Nothing in the entries should change; repeat them exactly.

== DATA FOR THIS TASK ==

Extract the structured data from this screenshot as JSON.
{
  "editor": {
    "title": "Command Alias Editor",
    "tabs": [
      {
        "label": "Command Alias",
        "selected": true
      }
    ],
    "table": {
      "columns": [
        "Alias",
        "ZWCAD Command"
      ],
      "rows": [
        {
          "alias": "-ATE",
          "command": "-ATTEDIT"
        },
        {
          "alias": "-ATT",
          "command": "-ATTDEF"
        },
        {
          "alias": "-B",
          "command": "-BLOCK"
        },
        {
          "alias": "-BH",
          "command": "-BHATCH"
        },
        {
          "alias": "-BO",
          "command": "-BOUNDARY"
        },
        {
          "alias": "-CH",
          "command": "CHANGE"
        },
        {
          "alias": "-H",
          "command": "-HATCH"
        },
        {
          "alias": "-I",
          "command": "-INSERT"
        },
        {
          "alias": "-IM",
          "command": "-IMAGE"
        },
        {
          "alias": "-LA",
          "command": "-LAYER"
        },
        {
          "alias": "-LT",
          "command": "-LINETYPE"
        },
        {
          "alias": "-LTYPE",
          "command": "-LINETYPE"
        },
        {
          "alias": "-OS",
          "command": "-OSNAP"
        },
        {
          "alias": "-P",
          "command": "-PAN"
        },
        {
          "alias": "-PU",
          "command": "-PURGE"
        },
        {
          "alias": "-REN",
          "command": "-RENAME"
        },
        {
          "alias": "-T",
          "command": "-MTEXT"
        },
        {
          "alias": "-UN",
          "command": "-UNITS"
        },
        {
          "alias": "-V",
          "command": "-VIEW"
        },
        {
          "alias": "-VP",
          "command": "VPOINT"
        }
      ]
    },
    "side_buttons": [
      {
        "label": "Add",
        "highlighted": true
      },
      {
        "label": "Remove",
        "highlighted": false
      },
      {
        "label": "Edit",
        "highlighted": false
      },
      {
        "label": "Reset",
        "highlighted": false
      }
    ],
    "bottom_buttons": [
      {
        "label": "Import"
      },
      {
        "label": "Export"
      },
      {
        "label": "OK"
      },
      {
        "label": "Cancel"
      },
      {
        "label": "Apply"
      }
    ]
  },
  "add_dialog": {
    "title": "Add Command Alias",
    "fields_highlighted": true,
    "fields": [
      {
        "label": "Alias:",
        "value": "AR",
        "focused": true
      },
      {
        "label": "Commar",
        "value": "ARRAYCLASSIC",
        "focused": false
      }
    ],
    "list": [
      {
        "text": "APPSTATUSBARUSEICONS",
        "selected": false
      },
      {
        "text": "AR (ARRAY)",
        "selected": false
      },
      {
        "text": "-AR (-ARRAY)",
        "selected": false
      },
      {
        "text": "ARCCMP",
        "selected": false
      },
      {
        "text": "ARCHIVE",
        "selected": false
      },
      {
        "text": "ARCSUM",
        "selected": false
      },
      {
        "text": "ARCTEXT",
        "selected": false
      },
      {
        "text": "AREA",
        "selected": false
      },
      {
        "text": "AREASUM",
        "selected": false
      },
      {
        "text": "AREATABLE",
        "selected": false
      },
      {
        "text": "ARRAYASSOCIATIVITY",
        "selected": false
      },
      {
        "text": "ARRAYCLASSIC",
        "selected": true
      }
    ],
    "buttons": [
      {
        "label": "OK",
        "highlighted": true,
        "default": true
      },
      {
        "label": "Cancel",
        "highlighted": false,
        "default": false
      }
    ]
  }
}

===

*EXERCISE RESPONSE*.
Extract the structured data from this screenshot as JSON.
{
  "editor": {
    "title": "Command Alias Editor",
    "tabs": [
      {
        "label": "Command Alias",
        "selected": true
      }
    ],
    "table": {
      "columns": [
        "Alias",
        "ZWCAD Command"
      ],
      "rows": [
        {
          "alias": "-ATE",
          "command": "-ATTEDIT"
        },
        {
          "alias": "-ATT",
          "command": "-ATTDEF"
        },
        {
          "alias": "-B",
          "command": "-BLOCK"
        },
        {
          "alias": "-BH",
          "command": "-BHATCH"
        },
        {
          "alias": "-BO",
          "command": "-BOUNDARY"
        },
        {
          "alias": "-CH",
          "command": "CHANGE"
        },
        {
          "alias": "-H",
          "command": "-HATCH"
        },
        {
          "alias": "-I",
          "command": "-INSERT"
        },
        {
          "alias": "-IM",
          "command": "-IMAGE"
        },
        {
          "alias": "-LA",
          "command": "-LAYER"
        },
        {
          "alias": "-LT",
          "command": "-LINETYPE"
        },
        {
          "alias": "-LTYPE",
          "command": "-LINETYPE"
        },
        {
          "alias": "-OS",
          "command": "-OSNAP"
        },
        {
          "alias": "-P",
          "command": "-PAN"
        },
        {
          "alias": "-PU",
          "command": "-PURGE"
        },
        {
          "alias": "-REN",
          "command": "-RENAME"
        },
        {
          "alias": "-T",
          "command": "-MTEXT"
        },
        {
          "alias": "-UN",
          "command": "-UNITS"
        },
        {
          "alias": "-V",
          "command": "-VIEW"
        },
        {
          "alias": "-VP",
          "command": "VPOINT"
        }
      ]
    },
    "side_buttons": [
      {
        "label": "Add",
        "highlighted": true
      },
      {
        "label": "Remove",
        "highlighted": false
      },
      {
        "label": "Edit",
        "highlighted": false
      },
      {
        "label": "Reset",
        "highlighted": false
      }
    ],
    "bottom_buttons": [
      {
        "label": "Import"
      },
      {
        "label": "Export"
      },
      {
        "label": "OK"
      },
      {
        "label": "Cancel"
      },
      {
        "label": "Apply"
      }
    ]
  },
  "add_dialog": {
    "title": "Add Command Alias",
    "fields_highlighted": true,
    "fields": [
      {
        "label": "Alias:",
        "value": "AR",
        "focused": true
      },
      {
        "label": "Commar",
        "value": "ARRAYCLASSIC",
        "focused": false
      }
    ],
    "list": [
      {
        "text": "APPSTATUSBARUSEICONS",
        "selected": false
      },
      {
        "text": "AR (ARRAY)",
        "selected": false
      },
      {
        "text": "-AR (-ARRAY)",
        "selected": false
      },
      {
        "text": "ARCCMP",
        "selected": false
      },
      {
        "text": "ARCHIVE",
        "selected": false
      },
      {
        "text": "ARCSUM",
        "selected": false
      },
      {
        "text": "ARCTEXT",
        "selected": false
      },
      {
        "text": "AREA",
        "selected": false
      },
      {
        "text": "AREASUM",
        "selected": false
      },
      {
        "text": "AREATABLE",
        "selected": false
      },
      {
        "text": "ARRAYASSOCIATIVITY",
        "selected": false
      },
      {
        "text": "ARRAYCLASSIC",
        "selected": true
      }
    ],
    "buttons": [
      {
        "label": "OK",
        "highlighted": true,
        "default": true
      },
      {
        "label": "Cancel",
        "highlighted": false,
        "default": false
      }
    ]
  }
}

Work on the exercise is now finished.